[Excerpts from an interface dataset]
-*-*-

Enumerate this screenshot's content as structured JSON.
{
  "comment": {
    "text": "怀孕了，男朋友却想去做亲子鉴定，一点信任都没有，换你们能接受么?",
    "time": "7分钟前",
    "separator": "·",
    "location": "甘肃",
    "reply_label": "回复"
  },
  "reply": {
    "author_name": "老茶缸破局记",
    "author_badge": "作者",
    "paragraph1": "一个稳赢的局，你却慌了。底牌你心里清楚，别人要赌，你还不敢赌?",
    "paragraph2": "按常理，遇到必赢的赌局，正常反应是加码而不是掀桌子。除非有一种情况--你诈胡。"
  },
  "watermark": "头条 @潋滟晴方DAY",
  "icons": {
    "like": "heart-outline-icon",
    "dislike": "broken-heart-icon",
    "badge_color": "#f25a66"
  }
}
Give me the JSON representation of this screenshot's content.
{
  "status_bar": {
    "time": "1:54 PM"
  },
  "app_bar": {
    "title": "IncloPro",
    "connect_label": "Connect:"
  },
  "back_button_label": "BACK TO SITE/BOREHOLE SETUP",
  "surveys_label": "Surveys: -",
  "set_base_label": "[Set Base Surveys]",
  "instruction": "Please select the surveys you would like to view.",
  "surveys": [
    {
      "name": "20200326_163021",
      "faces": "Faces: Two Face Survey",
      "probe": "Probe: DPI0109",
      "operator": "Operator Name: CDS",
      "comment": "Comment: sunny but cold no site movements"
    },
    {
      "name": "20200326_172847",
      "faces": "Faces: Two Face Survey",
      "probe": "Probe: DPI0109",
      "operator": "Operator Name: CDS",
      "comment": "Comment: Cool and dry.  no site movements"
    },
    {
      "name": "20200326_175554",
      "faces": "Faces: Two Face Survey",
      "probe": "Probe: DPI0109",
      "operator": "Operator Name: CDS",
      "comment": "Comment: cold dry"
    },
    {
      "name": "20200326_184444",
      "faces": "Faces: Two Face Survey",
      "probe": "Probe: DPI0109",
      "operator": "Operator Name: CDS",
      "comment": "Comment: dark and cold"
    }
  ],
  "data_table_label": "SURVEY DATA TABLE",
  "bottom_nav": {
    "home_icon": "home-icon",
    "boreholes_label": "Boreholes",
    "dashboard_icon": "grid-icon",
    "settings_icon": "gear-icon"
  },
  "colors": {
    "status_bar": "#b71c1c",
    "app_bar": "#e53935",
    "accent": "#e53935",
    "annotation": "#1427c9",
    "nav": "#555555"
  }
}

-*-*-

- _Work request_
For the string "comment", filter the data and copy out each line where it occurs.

- _Reply to the exercise_
  "comment": {
      "comment": "Comment: sunny but cold no site movements"
      "comment": "Comment: Cool and dry.  no site movements"
      "comment": "Comment: cold dry"
      "comment": "Comment: dark and cold"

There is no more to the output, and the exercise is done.